The most recent water quality tests in Medina Lake and in area rivers produced low concentrations of E. coli bacteria in each of the 25 areas tested except one on Seco Creek in far southwest Bandera County that exceeded the hazardous level for E. coli in early May only to fall well under acceptable concentration a week later.
The testing was conducted by the Bandera County River Authority and Groundwater District at first on May 6 and 7 and then again on May 14 at Seco Creek and Farm Road 470 where the lone violation of E. coli concentration limits was discovered.
The concentrations are measured as an MPN, or most probable number, per 100 milliliters of water, and anything exceeding a 399 MPN count is considered excessive by the Texas Commission on Environmental Quality.
At the Seco Creek location this month, the first test produced a 461 MPN reading, but a week later the count had fallen to 37 MPN.
In waters with E. coli at levels higher than 399 MPN, the environmental commission says no “primary contact recreation should take place.” Primary contact recreation is any activity that would cause someone’s head to be fully submerged under water.
David Mauk, the river authority’s general manager, said he would need to examine circumstances in the area of Seco Creek and Farm Road 470 more closely to be certain about what caused a spike in the E. coli concentration.
Typically, however, heavy rains in an area can cause E. coli to rise dramatically because the bacteria get washed into the waterway from the land.
E. coli is a bacteria found in the gut of warm-blooded animals.
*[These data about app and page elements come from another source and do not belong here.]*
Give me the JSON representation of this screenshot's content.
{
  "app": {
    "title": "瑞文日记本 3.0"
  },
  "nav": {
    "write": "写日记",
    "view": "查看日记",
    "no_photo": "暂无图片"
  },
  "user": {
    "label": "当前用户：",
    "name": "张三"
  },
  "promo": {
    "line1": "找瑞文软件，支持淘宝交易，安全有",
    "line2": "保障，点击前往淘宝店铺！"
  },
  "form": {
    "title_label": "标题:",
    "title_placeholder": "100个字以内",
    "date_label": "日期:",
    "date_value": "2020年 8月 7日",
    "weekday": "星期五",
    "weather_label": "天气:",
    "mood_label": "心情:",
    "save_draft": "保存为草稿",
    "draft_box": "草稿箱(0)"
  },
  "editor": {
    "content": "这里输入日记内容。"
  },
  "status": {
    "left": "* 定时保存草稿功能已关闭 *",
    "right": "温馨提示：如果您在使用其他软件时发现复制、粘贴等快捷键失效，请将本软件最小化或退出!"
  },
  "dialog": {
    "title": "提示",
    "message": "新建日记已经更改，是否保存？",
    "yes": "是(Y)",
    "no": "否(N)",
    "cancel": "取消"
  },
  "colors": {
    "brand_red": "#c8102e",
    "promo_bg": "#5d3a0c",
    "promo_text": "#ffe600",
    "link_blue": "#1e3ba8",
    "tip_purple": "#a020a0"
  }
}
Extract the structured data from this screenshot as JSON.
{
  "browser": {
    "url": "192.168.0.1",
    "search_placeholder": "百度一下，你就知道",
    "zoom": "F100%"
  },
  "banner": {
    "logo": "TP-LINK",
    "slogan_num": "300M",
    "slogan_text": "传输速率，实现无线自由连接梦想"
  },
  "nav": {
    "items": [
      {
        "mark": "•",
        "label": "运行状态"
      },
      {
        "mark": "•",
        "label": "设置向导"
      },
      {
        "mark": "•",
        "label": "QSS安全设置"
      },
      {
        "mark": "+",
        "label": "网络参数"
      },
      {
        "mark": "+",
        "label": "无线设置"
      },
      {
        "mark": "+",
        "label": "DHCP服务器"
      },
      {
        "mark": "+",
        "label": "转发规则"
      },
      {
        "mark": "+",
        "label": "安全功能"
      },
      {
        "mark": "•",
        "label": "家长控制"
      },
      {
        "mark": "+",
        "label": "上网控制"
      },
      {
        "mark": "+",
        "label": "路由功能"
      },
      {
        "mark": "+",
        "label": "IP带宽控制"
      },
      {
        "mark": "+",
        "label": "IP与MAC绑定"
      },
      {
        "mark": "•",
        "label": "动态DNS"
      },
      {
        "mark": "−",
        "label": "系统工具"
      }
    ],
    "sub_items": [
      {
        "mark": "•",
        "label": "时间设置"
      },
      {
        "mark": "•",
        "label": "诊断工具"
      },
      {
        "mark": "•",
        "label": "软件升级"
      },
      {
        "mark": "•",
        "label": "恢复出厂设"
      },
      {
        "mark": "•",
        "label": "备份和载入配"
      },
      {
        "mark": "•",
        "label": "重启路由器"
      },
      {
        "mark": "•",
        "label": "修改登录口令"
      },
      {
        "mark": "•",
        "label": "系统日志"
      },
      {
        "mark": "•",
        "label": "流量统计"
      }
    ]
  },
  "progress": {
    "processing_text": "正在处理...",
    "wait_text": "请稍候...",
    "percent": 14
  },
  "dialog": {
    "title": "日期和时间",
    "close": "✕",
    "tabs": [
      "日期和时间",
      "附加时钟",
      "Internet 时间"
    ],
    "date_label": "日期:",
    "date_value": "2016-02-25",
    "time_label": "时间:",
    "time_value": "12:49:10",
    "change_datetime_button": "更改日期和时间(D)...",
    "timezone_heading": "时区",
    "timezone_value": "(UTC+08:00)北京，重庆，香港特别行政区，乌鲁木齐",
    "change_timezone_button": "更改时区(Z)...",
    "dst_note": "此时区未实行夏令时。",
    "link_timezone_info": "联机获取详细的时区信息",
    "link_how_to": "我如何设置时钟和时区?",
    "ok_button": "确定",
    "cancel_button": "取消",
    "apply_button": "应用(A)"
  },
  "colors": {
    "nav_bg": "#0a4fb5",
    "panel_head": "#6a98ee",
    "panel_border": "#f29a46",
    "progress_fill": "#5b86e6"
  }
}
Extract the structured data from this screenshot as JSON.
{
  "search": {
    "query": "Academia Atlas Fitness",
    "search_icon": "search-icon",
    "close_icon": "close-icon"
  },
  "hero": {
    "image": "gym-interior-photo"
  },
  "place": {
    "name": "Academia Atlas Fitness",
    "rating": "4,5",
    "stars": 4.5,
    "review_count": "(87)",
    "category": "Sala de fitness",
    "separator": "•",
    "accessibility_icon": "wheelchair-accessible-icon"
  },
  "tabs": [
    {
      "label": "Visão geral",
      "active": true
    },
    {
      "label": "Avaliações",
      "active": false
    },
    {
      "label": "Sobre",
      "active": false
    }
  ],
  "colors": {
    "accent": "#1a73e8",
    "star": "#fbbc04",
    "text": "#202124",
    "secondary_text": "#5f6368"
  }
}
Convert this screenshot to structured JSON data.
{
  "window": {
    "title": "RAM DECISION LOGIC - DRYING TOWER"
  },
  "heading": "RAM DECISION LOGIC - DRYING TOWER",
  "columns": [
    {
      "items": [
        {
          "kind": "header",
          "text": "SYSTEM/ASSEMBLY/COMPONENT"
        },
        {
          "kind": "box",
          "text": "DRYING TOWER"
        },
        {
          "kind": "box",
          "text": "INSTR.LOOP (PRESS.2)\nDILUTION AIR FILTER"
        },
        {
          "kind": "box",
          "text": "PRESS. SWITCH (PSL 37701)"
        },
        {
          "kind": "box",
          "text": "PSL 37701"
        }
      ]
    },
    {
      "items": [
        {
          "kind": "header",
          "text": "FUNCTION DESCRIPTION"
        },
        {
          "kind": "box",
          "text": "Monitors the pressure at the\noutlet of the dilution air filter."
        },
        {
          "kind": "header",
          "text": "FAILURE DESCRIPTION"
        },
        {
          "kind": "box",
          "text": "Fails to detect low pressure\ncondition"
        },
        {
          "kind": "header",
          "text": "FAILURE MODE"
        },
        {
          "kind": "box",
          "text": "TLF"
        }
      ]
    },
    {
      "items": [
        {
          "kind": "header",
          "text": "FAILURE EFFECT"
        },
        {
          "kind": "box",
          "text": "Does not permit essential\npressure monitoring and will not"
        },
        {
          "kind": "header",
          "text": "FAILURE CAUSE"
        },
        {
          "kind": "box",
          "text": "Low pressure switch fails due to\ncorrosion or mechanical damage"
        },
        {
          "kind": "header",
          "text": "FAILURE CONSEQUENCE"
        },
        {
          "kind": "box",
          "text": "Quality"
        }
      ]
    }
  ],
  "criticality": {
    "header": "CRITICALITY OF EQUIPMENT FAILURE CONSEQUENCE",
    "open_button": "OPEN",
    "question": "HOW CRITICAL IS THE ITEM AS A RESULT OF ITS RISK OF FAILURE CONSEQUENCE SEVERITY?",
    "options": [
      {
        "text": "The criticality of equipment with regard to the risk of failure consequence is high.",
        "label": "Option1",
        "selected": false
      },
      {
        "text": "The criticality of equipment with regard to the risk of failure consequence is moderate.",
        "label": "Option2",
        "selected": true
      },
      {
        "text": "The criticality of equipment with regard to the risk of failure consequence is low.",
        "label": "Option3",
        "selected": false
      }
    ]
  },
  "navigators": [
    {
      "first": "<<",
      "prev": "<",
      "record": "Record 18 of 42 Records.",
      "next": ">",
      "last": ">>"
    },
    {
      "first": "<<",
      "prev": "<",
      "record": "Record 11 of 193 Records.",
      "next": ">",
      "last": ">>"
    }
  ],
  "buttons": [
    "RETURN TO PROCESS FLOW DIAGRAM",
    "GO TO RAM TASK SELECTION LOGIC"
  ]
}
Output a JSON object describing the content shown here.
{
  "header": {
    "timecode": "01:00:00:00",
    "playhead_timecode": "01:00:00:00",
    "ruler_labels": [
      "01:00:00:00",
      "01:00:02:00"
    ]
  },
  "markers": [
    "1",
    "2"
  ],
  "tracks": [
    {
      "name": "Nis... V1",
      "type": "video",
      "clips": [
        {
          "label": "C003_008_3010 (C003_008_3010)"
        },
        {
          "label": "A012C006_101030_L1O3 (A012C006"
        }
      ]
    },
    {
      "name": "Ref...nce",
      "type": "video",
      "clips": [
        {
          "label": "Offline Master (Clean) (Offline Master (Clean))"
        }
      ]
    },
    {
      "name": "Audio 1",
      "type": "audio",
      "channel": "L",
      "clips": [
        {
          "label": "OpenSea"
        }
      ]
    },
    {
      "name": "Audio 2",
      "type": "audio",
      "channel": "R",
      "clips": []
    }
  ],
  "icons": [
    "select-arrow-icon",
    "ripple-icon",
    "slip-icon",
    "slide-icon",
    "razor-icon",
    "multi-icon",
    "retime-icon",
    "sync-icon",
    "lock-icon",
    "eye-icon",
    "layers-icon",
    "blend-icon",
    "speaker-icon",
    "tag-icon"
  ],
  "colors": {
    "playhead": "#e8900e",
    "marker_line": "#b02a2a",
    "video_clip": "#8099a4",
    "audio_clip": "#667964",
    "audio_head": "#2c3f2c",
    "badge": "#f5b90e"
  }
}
It is known to potentially cause humans to get sick if it is ingested, a news release from the river authority said.
The river authority regularly evaluates water qualify in the Medina and Sabinal rivers and their watershed and in Medina Lake to see what the E. coli readings are.
They can at times reach excessive levels in different areas, and BCRAGD has issued warnings about the safety of the water when that occurs.
Of the other 24 sites tested by the river authority this month, only four had readings above 100 MPN, and the highest one of those other than the Seco Creek site was at Moffett Park in Medina at 117 MPN.
Many sites had readings at 70 MPN or below, including the West Verde Creek in the Hill Country State Natural Area, which had a reading of 1 MPN, and Medina Lake at the county park on Park Road 37, whose count was under 1 MPN.
Still, officials said swimmers always face a risk of E. coli exposure no matter what the reading is.
Those using the river should never drink river water without proper disinfection and should always recognize that they are swimming at their own risk, officials said.